▶ [WHAT YOU SHOULD DO]
Repeat each line of the records below exactly.

BEGIN RECORD EXTRACTS

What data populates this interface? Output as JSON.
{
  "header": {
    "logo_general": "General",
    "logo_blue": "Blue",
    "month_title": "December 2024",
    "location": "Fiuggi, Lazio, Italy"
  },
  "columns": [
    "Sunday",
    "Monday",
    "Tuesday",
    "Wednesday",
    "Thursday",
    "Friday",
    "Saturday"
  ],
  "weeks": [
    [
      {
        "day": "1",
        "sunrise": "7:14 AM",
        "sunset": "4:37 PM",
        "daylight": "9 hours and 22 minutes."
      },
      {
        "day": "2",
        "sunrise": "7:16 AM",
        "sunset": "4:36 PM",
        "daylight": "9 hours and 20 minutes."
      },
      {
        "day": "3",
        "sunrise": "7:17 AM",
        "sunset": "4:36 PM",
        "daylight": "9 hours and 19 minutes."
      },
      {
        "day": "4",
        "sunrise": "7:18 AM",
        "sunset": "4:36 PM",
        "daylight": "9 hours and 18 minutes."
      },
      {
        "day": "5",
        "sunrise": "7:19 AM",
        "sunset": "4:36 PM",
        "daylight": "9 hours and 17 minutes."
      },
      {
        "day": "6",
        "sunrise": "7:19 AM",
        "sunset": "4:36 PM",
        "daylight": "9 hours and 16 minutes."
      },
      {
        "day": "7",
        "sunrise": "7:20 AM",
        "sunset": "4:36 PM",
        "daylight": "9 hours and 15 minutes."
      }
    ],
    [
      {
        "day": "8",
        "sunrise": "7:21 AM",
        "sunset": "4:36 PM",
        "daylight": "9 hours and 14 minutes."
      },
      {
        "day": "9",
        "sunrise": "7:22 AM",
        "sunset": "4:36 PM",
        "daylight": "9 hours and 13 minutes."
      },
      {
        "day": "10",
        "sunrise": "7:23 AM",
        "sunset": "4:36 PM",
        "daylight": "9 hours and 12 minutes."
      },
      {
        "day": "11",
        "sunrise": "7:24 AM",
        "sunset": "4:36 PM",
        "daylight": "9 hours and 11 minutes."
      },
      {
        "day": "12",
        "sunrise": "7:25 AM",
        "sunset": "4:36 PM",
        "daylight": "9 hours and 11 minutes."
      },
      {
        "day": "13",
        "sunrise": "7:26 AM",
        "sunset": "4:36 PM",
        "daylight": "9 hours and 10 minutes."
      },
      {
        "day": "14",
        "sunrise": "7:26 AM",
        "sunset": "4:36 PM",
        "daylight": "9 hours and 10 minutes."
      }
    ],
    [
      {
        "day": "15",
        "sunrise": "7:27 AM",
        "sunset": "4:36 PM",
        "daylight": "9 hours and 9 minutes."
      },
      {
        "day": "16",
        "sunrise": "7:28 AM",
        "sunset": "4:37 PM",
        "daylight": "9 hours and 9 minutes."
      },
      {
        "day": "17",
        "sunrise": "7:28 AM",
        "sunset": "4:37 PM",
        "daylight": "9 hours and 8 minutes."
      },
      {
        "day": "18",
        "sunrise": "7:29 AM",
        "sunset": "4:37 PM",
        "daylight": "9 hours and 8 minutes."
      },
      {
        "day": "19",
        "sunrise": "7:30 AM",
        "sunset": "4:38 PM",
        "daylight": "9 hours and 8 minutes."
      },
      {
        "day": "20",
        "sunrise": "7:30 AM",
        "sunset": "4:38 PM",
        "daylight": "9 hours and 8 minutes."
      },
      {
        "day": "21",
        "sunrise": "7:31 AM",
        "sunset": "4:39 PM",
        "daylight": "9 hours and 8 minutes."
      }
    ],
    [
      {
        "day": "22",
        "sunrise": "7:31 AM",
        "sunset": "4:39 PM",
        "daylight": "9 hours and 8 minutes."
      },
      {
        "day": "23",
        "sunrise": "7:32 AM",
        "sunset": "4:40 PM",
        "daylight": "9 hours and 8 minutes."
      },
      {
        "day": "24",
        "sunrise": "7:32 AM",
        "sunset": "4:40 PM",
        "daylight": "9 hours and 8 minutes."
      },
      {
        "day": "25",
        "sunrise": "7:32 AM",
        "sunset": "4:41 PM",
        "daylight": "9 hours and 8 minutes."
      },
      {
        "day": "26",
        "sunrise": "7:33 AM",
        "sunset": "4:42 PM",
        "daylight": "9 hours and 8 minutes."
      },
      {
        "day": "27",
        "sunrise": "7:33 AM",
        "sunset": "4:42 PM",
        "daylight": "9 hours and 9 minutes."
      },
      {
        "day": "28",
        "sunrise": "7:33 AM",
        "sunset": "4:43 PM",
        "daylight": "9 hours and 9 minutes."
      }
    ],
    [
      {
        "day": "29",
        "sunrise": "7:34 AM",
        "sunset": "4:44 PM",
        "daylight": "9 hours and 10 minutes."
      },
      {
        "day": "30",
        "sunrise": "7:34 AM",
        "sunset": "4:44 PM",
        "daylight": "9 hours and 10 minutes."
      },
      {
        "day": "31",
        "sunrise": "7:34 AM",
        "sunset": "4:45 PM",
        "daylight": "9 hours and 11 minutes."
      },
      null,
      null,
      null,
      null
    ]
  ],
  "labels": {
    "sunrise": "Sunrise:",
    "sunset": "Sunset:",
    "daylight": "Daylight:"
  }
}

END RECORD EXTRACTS

▶ [YOUR RESPONSE]
What data populates this interface? Output as JSON.
{
  "header": {
    "logo_general": "General",
    "logo_blue": "Blue",
    "month_title": "December 2024",
    "location": "Fiuggi, Lazio, Italy"
  },
  "columns": [
    "Sunday",
    "Monday",
    "Tuesday",
    "Wednesday",
    "Thursday",
    "Friday",
    "Saturday"
  ],
  "weeks": [
    [
      {
        "day": "1",
        "sunrise": "7:14 AM",
        "sunset": "4:37 PM",
        "daylight": "9 hours and 22 minutes."
      },
      {
        "day": "2",
        "sunrise": "7:16 AM",
        "sunset": "4:36 PM",
        "daylight": "9 hours and 20 minutes."
      },
      {
        "day": "3",
        "sunrise": "7:17 AM",
        "sunset": "4:36 PM",
        "daylight": "9 hours and 19 minutes."
      },
      {
        "day": "4",
        "sunrise": "7:18 AM",
        "sunset": "4:36 PM",
        "daylight": "9 hours and 18 minutes."
      },
      {
        "day": "5",
        "sunrise": "7:19 AM",
        "sunset": "4:36 PM",
        "daylight": "9 hours and 17 minutes."
      },
      {
        "day": "6",
        "sunrise": "7:19 AM",
        "sunset": "4:36 PM",
        "daylight": "9 hours and 16 minutes."
      },
      {
        "day": "7",
        "sunrise": "7:20 AM",
        "sunset": "4:36 PM",
        "daylight": "9 hours and 15 minutes."
      }
    ],
    [
      {
        "day": "8",
        "sunrise": "7:21 AM",
        "sunset": "4:36 PM",
        "daylight": "9 hours and 14 minutes."
      },
      {
        "day": "9",
        "sunrise": "7:22 AM",
        "sunset": "4:36 PM",
        "daylight": "9 hours and 13 minutes."
      },
      {
        "day": "10",
        "sunrise": "7:23 AM",
        "sunset": "4:36 PM",
        "daylight": "9 hours and 12 minutes."
      },
      {
        "day": "11",
        "sunrise": "7:24 AM",
        "sunset": "4:36 PM",
        "daylight": "9 hours and 11 minutes."
      },
      {
        "day": "12",
        "sunrise": "7:25 AM",
        "sunset": "4:36 PM",
        "daylight": "9 hours and 11 minutes."
      },
      {
        "day": "13",
        "sunrise": "7:26 AM",
        "sunset": "4:36 PM",
        "daylight": "9 hours and 10 minutes."
      },
      {
        "day": "14",
        "sunrise": "7:26 AM",
        "sunset": "4:36 PM",
        "daylight": "9 hours and 10 minutes."
      }
    ],
    [
      {
        "day": "15",
        "sunrise": "7:27 AM",
        "sunset": "4:36 PM",
        "daylight": "9 hours and 9 minutes."
      },
      {
        "day": "16",
        "sunrise": "7:28 AM",
        "sunset": "4:37 PM",
        "daylight": "9 hours and 9 minutes."
      },
      {
        "day": "17",
        "sunrise": "7:28 AM",
        "sunset": "4:37 PM",
        "daylight": "9 hours and 8 minutes."
      },
      {
        "day": "18",
        "sunrise": "7:29 AM",
        "sunset": "4:37 PM",
        "daylight": "9 hours and 8 minutes."
      },
      {
        "day": "19",
        "sunrise": "7:30 AM",
        "sunset": "4:38 PM",
        "daylight": "9 hours and 8 minutes."
      },
      {
        "day": "20",
        "sunrise": "7:30 AM",
        "sunset": "4:38 PM",
        "daylight": "9 hours and 8 minutes."
      },
      {
        "day": "21",
        "sunrise": "7:31 AM",
        "sunset": "4:39 PM",
        "daylight": "9 hours and 8 minutes."
      }
    ],
    [
      {
        "day": "22",
        "sunrise": "7:31 AM",
        "sunset": "4:39 PM",
        "daylight": "9 hours and 8 minutes."
      },
      {
        "day": "23",
        "sunrise": "7:32 AM",
        "sunset": "4:40 PM",
        "daylight": "9 hours and 8 minutes."
      },
      {
        "day": "24",
        "sunrise": "7:32 AM",
        "sunset": "4:40 PM",
        "daylight": "9 hours and 8 minutes."
      },
      {
        "day": "25",
        "sunrise": "7:32 AM",
        "sunset": "4:41 PM",
        "daylight": "9 hours and 8 minutes."
      },
      {
        "day": "26",
        "sunrise": "7:33 AM",
        "sunset": "4:42 PM",
        "daylight": "9 hours and 8 minutes."
      },
      {
        "day": "27",
        "sunrise": "7:33 AM",
        "sunset": "4:42 PM",
        "daylight": "9 hours and 9 minutes."
      },
      {
        "day": "28",
        "sunrise": "7:33 AM",
        "sunset": "4:43 PM",
        "daylight": "9 hours and 9 minutes."
      }
    ],
    [
      {
        "day": "29",
        "sunrise": "7:34 AM",
        "sunset": "4:44 PM",
        "daylight": "9 hours and 10 minutes."
      },
      {
        "day": "30",
        "sunrise": "7:34 AM",
        "sunset": "4:44 PM",
        "daylight": "9 hours and 10 minutes."
      },
      {
        "day": "31",
        "sunrise": "7:34 AM",
        "sunset": "4:45 PM",
        "daylight": "9 hours and 11 minutes."
      },
      null,
      null,
      null,
      null
    ]
  ],
  "labels": {
    "sunrise": "Sunrise:",
    "sunset": "Sunset:",
    "daylight": "Daylight:"
  }
}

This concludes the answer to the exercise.